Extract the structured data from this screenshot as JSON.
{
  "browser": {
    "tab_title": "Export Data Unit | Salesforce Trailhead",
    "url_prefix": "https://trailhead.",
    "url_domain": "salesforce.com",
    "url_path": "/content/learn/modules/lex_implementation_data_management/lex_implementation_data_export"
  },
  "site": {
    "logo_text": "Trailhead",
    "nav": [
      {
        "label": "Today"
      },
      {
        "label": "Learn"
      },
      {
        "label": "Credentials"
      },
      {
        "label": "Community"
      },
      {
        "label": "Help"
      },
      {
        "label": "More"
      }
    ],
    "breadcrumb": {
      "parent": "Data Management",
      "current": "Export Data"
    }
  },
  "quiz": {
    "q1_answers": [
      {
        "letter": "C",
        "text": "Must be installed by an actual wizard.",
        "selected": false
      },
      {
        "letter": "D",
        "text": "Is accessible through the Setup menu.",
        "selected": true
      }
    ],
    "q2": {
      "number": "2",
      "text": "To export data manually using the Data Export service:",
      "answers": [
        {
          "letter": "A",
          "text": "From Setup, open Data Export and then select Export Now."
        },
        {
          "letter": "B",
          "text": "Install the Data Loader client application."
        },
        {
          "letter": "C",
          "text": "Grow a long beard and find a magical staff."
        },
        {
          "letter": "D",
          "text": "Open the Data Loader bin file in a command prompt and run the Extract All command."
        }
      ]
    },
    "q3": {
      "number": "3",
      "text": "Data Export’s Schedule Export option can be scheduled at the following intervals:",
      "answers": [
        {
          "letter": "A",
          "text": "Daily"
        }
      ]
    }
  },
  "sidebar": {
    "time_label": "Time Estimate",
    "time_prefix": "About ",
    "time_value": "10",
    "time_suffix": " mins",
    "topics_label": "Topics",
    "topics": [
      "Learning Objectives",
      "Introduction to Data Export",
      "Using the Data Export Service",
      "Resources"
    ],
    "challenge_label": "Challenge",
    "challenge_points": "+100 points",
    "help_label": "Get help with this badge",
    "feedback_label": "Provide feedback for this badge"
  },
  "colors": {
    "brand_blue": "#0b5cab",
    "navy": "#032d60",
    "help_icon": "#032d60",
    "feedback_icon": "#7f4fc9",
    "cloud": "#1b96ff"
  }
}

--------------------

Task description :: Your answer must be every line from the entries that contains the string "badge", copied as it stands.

Final answer ::
    "help_label": "Get help with this badge",
    "feedback_label": "Provide feedback for this badge"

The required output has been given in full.